The aims for this part of the course are: 
  • To understand and reflect upon the importance of social and emotional competence
  • To become familiar with the different terminology used to describe the different components of social and emotional competence
This will involve:
  1. Reading an introduction to social and emotional competence
  2. Reflecting on children’s social and emotional competencies in your own setting
  3. Watching a video in which Professor Sir Peter Gluckman explains why the development of social and emotional competence in early childhood is so important
  4. Considering the social and emotional competencies you use on a given day

There are opportunities to share your practices and priorities relating to social and emotional competence, and learn from your fellow course participants, on our online boards. We also provide a list of links to further reading should you wish to pursue these introductory ideas around social and emotional competence further. Additionally, you can write your ideas and responses in a workbook as you make your way through the course. When you reach the end of the course, you can download the workbook with all of your responses and take it back to your centre with you.  

Watch
Transcript

Kia ora, ko Vicki Hargraves ahau, and welcome to this course on social and emotional competence in early childhood education. Many children have difficulty with social and emotional skills, and when they do, this can lead to problems with learning, but also problems with challenging behaviours. Perhaps they may have no friends, and they may be rejected by their peers, and receive very little in the way of positive attention from teachers. And all of this can lead to a poor sense of self-esteem. 

Without appropriate support these children can flounder in educational settings, and when they go to school, there may be not as much support for social and emotional learning. 

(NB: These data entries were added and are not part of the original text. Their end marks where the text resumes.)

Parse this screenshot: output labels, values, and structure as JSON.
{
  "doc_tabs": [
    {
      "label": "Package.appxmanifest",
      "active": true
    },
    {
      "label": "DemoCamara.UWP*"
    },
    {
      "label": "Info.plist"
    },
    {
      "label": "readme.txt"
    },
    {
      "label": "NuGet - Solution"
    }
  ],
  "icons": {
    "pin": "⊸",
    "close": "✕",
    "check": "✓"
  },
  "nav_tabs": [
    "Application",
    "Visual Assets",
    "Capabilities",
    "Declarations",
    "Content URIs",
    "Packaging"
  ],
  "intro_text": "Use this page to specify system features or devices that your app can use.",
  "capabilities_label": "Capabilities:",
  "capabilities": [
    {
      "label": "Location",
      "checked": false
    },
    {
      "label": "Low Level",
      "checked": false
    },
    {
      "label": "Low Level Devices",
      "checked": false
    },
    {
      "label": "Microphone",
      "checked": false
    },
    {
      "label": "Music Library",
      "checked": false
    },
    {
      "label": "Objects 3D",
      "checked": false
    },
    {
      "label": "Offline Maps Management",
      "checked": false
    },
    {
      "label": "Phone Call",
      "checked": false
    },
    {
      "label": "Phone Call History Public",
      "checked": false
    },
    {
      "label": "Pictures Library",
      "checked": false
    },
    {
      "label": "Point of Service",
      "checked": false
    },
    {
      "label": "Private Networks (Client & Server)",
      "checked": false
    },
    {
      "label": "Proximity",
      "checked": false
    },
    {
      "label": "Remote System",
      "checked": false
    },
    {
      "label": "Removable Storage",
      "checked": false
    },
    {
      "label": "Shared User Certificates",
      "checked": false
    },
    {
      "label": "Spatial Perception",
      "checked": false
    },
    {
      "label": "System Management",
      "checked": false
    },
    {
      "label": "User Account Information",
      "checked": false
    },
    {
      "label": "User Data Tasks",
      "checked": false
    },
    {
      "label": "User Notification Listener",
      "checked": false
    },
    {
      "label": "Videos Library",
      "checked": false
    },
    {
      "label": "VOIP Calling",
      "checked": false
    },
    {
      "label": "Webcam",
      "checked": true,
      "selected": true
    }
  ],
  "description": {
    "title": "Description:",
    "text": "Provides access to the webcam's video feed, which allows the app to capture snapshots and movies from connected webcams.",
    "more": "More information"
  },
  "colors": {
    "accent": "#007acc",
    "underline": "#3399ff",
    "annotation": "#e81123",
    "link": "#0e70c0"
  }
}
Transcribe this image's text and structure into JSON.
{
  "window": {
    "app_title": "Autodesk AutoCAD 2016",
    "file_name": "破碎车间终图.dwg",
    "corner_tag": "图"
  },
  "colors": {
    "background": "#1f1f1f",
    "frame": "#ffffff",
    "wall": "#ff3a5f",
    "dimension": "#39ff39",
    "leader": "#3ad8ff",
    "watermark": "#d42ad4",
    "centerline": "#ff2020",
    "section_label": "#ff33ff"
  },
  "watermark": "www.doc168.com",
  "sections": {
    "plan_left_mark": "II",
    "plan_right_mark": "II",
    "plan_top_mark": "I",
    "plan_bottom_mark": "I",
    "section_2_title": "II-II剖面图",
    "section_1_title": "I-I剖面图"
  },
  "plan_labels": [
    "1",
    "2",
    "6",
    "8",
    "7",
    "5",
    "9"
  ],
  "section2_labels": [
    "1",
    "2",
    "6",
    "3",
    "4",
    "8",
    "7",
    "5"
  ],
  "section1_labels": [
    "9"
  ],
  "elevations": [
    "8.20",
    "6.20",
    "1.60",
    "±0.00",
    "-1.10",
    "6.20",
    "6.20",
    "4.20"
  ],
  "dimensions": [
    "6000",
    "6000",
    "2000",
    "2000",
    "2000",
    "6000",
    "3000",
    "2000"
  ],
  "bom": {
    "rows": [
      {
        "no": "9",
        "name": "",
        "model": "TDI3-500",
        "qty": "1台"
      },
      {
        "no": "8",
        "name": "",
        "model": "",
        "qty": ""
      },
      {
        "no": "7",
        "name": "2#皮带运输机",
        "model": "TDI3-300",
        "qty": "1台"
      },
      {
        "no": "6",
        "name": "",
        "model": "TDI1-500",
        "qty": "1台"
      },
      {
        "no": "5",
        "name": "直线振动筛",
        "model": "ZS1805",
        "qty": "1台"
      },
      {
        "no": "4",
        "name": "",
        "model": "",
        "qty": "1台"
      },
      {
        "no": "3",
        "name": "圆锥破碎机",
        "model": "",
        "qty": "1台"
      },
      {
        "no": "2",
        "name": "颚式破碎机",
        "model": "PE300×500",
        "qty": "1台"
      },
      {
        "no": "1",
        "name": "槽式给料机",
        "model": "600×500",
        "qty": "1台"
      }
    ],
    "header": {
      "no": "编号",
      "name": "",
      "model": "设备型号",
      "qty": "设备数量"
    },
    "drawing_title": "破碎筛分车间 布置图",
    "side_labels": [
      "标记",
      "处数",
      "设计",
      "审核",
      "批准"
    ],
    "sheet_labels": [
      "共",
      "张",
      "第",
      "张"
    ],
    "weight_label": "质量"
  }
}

One of my own children has struggled with learning social and emotional competencies, and this has got me really interested in coming to understand what it is that children need to learn, and how they learn it, and what we do if they don’t pick it up naturally. So, in this course we’re going to have a look at the neurological aspects of social and emotional competence, and this is really important because it offers some really clear guidance around the kinds of supports we can offer children.

Self-regulation is a really hot topic here, and for good reason, because the ability to regulate, or to control and manage our responses to our thoughts and emotions, is crucial across a number of life activities, and also really important in learning, when we’re trying to navigate difficult situations as we’re trying to learn a new skill, and that involves lots of social interaction, perhaps, but also dealing with some tricky emotions that come up for us as we’re learning new skills.

However, teaching social and emotional competence is a little bit different to teaching counting, or teaching how to mix colours, for example. It requires that we have really strong relationships with children, that we really know our children well, but also that we have an understanding of what social and emotional competencies look like and how they develop, so that we can offer just the right type of support at the right time for children to help them learn.

Let’s get started! I’m really wishing you a great experience with this course. Ka kite.

As you have heard, I feel strongly about the importance of social and emotional learning in effective early childhood education and I believe it is a crucial component that supports children’s learning and wellbeing. So let’s get started by looking at social and emotional competence in a little more depth.